The Poisonous Primrose has adapted to its environment by having taproots. The roots give the plant a support structure and draw water from the soil by osmosis. The Poisonous Primrose has made this special adaptation so it can live in desert-like areas. Its thickened taproots allow for the storage of food and water. Taproots increase the surface area for the the plant to take up water. Along with transporting water, taproots can be modified into storage organs. Storage organs help the plant store energy and water. Since storage organs are under ground, they are protected from herbivore predators ("Canyon Country Outdoor Education").


Stems have allowed for plants to transport material from the roots to the tip of the leaves. The apical meristems contain both xylem and phloem. Xylem helps with the transport of water  and phloem helps with the transport of sugar. The stem also plays a major role in the Poisonous Primrose's adaptation to different environments because it allows the plant to grow up towards the sun to increase photosynthesis. When a plant is growing up or down, it is known as primary growth. Horizontal stems called stolons, Latin for shoot, and rhizomes, Greek for root, help the plant grow. Located on the stolon are nodes which aid in leaf, branch, and flower growth. The leaf primordium which will become leaves and bud primoridum which will possibly become branches or flower structures both grow off of the nodes on the stolon. The spreading of underground rhizomes may not be as apparent as the growth of stolon, but they are important for water uptake. Rhizomes can occupy a large surface area of soil; this allows for the plant to take in more water (Capon, 1990).

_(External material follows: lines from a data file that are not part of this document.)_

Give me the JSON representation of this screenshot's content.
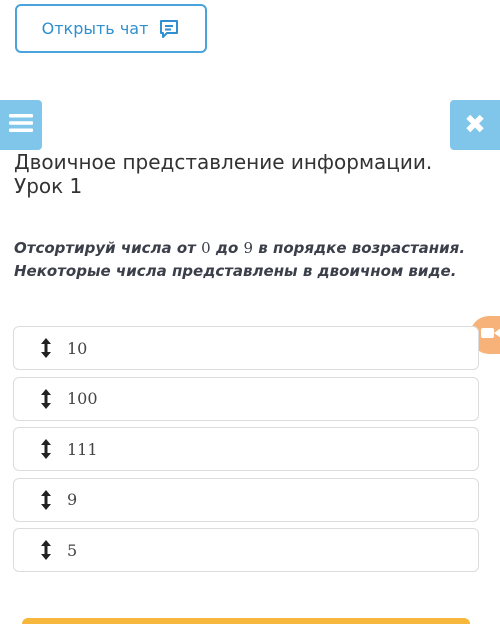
{
  "chat": {
    "label": "Открыть чат",
    "icon": "chat-icon"
  },
  "menu": {
    "icon": "hamburger-icon"
  },
  "close": {
    "icon": "close-icon",
    "glyph": "✖"
  },
  "title": "Двоичное представление информации. Урок 1",
  "task": {
    "part1": "Отсортируй числа от ",
    "num_from": "0",
    "part2": " до ",
    "num_to": "9",
    "part3": " в порядке возрастания. Некоторые числа представлены в двоичном виде."
  },
  "video_badge": {
    "icon": "video-camera-icon"
  },
  "items": [
    {
      "value": "10",
      "icon": "drag-handle-icon"
    },
    {
      "value": "100",
      "icon": "drag-handle-icon"
    },
    {
      "value": "111",
      "icon": "drag-handle-icon"
    },
    {
      "value": "9",
      "icon": "drag-handle-icon"
    },
    {
      "value": "5",
      "icon": "drag-handle-icon"
    }
  ],
  "colors": {
    "accent": "#4aa3dc",
    "nav_button": "#80c6ea",
    "video_badge": "#f7b27a",
    "bottom_bar": "#f6b73c"
  }
}
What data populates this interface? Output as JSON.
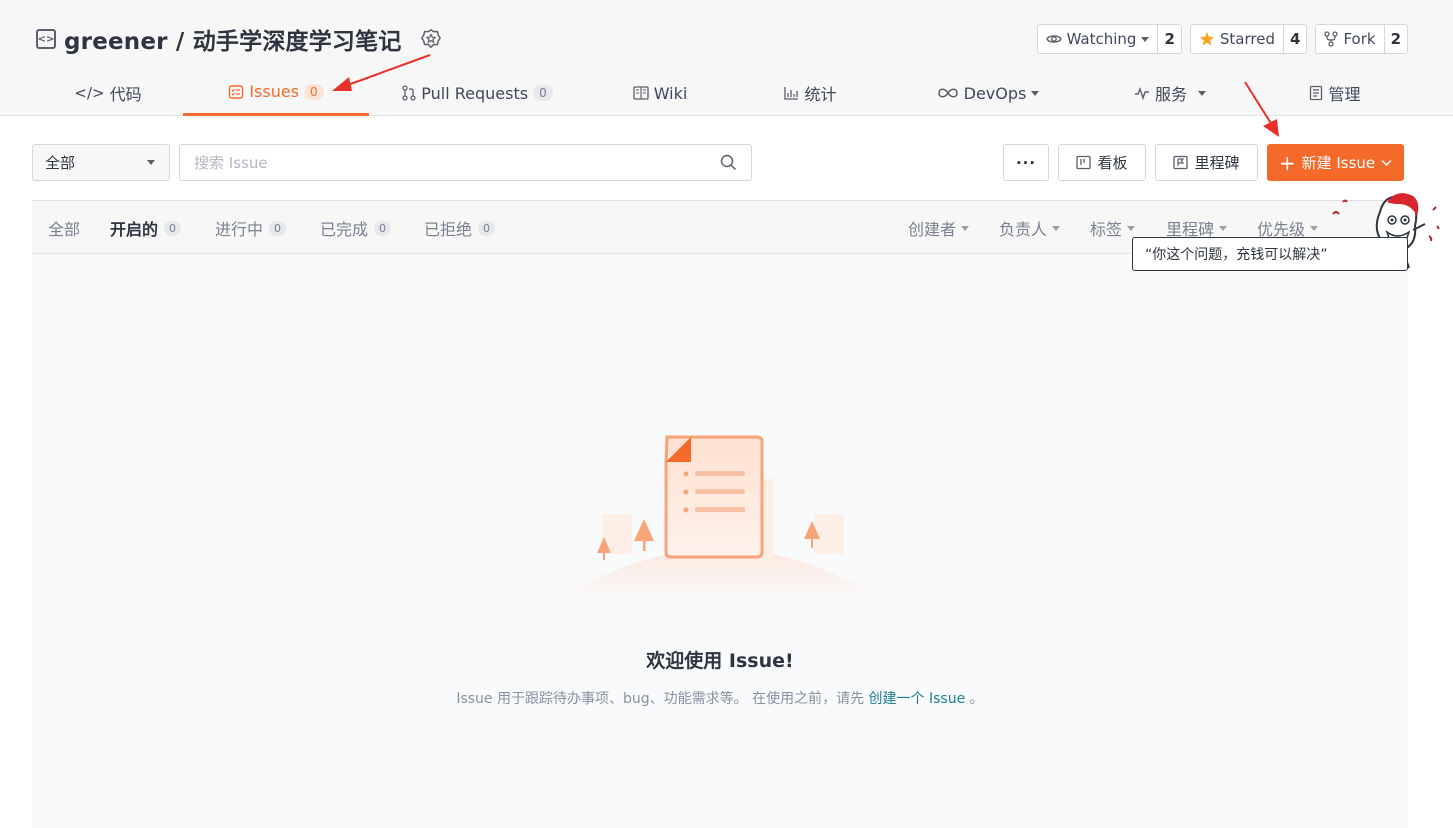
{
  "repo": {
    "title": "greener / 动手学深度学习笔记"
  },
  "actions": [
    {
      "label": "Watching",
      "count": "2",
      "icon": "eye-icon"
    },
    {
      "label": "Starred",
      "count": "4",
      "icon": "star-icon"
    },
    {
      "label": "Fork",
      "count": "2",
      "icon": "fork-icon"
    }
  ],
  "tabs": [
    {
      "label": "代码",
      "icon": "code-icon"
    },
    {
      "label": "Issues",
      "count": "0",
      "icon": "issues-icon",
      "active": true
    },
    {
      "label": "Pull Requests",
      "count": "0",
      "icon": "pull-request-icon"
    },
    {
      "label": "Wiki",
      "icon": "book-icon"
    },
    {
      "label": "统计",
      "icon": "bar-chart-icon"
    },
    {
      "label": "DevOps",
      "icon": "infinity-icon"
    },
    {
      "label": "服务",
      "icon": "pulse-icon"
    },
    {
      "label": "管理",
      "icon": "document-icon"
    }
  ],
  "toolbar": {
    "scope_select": "全部",
    "search_placeholder": "搜索 Issue",
    "more_label": "···",
    "board_label": "看板",
    "milestone_label": "里程碑",
    "new_issue_label": "新建 Issue"
  },
  "filters": {
    "states": [
      {
        "label": "全部"
      },
      {
        "label": "开启的",
        "count": "0"
      },
      {
        "label": "进行中",
        "count": "0"
      },
      {
        "label": "已完成",
        "count": "0"
      },
      {
        "label": "已拒绝",
        "count": "0"
      }
    ],
    "dropdowns": [
      "创建者",
      "负责人",
      "标签",
      "里程碑",
      "优先级"
    ]
  },
  "empty_state": {
    "title": "欢迎使用 Issue!",
    "desc_prefix": "Issue 用于跟踪待办事项、bug、功能需求等。 在使用之前，请先 ",
    "desc_link": "创建一个 Issue",
    "desc_suffix": " 。"
  },
  "tooltip": {
    "text": "“你这个问题，充钱可以解决”"
  },
  "colors": {
    "accent": "#f36a2a",
    "link": "#1a7c8f",
    "annotation_arrow": "#e8312a"
  }
}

Leaves have allowed for plants to increase their surface area allowing for more photosynthesis. Also, in the epidermis layer of tissues, is a waxy cuticle. This waxy cuticle protects the plant from desiccation (drying out). Primula obconica has also adapted over the years by the development of special guard cells. The guard cells help open and close stomata to regulate gas exchange. The stomata are located on the top of the plant's  leaves because that is where they can receive the most carbon dioxide. It is also beneficial to have the stomata on the tops of the  leaves because when the stomata are open they can partake in photosynthesis. The open stomata causes water to be transpired, resulting in an increased solute concentration. Since the concentration is increased, water from the xylem moves into the mesophyll cells. The use of stomata allows for P. obconcia to live in somewhat dry environments (Capon, 1990).

Protection from predators:

Primula obconica has adapted to fight off predators. Its leaves contain the toxin primin. When an organism comes in contact with primin, it may experience skin irritation. P. obconica developed this characteristic not only to survive in nature but also to survive in a garden setting. When this plant is in gardens, it has the risk to be preyed upon by insect or animal pests. However, with this toxin as its defense, others organisms are learning to stay away. To find out more about this toxin, click here.


 The Poisonous Primrose is considered to be autotrophic.
Go to Food I Eat for more information on this feeding style.
Back to the home page.